At CFLP it’s fair to say we have more than a passing interest in psychology. After all, we wouldn’t be family lawyers if we weren’t interested in the way people tick; we’d be doing something like property law or corporate tax. So we’ve observed with interest the recent backlash against the positive psychology movement. Instead of focusing on an optimistic mindset to overcome obstacles, we are now being told that a more rational and helpful response is to feel the grief instead, and to learn to live with uncertainty.
This led us to wonder what (scientifically) is the best way to approach a relationship breakdown. Is it to think “this too shall pass” and look ahead to a new life without having to share the remote control (see eg works by Martin P Seligman), or is it to let it all wash over you and to allow yourself to be miserable for as long as it takes for you to be able to move on to the next phase (see eg works by Oliver Burkeman)? We read with interest Alison Patten’s blog in The Huffington Post about her change of heart about from “positive” to “realistic” as being the way we should think about divorce.
In our view, however, these are just theoretical questions. We’re not going to tell you the best way to cope with your big life changes; whatever the psychologists say, they don’t know you and your circumstances (and they can’t agree even about a hypothetical person should approach change, let alone a real one!). All of us have to find our own way forward, whether following a path for which we have prepared, or whether a change comes unexpectedly. There can be no absolute “best way”.
Loss of a relationship can come as a shock to both sides.
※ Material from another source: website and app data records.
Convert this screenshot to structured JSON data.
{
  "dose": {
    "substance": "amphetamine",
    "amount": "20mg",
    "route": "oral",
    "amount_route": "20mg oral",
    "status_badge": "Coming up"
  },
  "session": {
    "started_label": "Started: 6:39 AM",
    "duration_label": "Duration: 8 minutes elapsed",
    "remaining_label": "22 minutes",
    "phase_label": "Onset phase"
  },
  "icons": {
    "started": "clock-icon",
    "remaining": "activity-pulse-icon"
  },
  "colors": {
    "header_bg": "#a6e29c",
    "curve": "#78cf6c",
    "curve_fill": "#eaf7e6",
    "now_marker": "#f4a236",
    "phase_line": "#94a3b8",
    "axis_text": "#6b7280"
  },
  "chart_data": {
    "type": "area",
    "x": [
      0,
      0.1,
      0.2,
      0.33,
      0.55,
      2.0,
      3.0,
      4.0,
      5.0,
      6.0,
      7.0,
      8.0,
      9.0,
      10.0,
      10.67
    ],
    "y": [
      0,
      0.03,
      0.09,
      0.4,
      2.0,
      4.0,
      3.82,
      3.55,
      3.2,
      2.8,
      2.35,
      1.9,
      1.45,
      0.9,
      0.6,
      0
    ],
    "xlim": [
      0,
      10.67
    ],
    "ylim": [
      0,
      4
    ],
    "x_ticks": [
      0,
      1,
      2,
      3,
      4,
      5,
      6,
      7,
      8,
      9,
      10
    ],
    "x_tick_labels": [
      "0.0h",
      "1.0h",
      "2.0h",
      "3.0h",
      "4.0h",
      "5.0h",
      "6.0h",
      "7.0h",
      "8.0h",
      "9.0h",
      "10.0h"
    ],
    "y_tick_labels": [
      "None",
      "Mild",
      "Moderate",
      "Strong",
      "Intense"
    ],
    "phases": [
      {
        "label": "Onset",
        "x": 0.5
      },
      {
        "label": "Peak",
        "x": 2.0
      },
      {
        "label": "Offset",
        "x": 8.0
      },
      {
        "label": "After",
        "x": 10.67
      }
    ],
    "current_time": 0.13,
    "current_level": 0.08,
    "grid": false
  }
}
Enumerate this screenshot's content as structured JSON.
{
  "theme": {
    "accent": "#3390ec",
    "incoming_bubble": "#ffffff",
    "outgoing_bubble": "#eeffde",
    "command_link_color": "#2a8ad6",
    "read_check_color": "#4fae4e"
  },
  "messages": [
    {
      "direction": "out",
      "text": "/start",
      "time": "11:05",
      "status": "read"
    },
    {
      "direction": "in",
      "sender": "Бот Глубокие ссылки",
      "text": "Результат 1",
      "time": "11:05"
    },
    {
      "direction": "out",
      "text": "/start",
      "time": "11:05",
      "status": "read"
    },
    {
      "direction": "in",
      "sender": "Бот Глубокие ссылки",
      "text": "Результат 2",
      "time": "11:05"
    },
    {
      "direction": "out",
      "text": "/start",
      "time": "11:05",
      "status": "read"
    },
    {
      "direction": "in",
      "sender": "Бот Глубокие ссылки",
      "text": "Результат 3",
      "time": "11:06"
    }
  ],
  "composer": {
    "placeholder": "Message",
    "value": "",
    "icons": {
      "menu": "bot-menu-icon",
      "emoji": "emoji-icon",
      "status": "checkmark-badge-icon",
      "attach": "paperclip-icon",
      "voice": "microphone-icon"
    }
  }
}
If the decision to move on is made by one party alone, it may come as a surprise that the “leaver” may take it just as hard as the “left”. You could liken the end of a relationship to a massive earthquake: the initial shock can be massive, or prepared-for but still traumatic and damaging; either way, the aftershocks vary in intensity but can continue for some time afterwards. You might find your anger coming out when you least expect it, sleep disruption, and an inability to make even small decisions. Your appetite might disappear or you might comfort-eat; you may lose the will to get out and about or you may become obsessed with exercise. Your reaction and the accompanying behaviour might not be helpful, and may even be harmful, requiring some assistance perhaps from a counsellor or psychotherapist. Change and loss affect everyone differently, but on the other hand your set of reactions is unlikely to be completely unique.
The point is that your way, whatever way, is ok.
If we have anything to offer by way of advice about your emotional journey, it’s that accurate information – given sensitively and at the right time – can help people feel less “at sea” about the personal challenges they face. There are a lot of myths around about the implications of the end of a marriage, civil partnership or significant relationship, and well-meaning friends may exacerbate the sense of insecurity you may well feel. What we aim to do at CFLP is provide on our website the kind of information that will start helping you to feel a bit more anchored: about how the divorce process works, about the way that the law approaches separating out your finances, about what you should be thinking about regarding the children and about the different ways that you could approach sorting things out when you are ready.
We think this is a pretty good start, but we also reckon that it is no substitute for seeing someone in the flesh and having a discussion about your own personal circumstances. Just like emotional responses to divorce, no two situations are exactly the same in law either. At the right time for you, it is important to consider speaking to someone who can give you advice tailored to your specific circumstances to help you make the right choices for your future.
The thing to remember is that going to see a solicitor does not commit you to any course of action. All the decisions remain yours. Many people do in fact come to see us before they have taken any final decision about the future of their relationship, so that they can understand the consequences of each available course of action. We don’t ever pressure people into taking decisions or impose our views; we give legal advice, but we understand that there are many more factors at play than the law alone. The law is only one part of the jigsaw, but it is an important part in terms of knowing where you stand. If uncertainty is the one of the factors that you find psychologically more difficult in contemplating a change in your relationship status, an initial consultation with a solicitor can help ease your mind.
If you’d like to have a chat about anything, do give Gail, Adam, Sue or Simon a call on 01223 443333.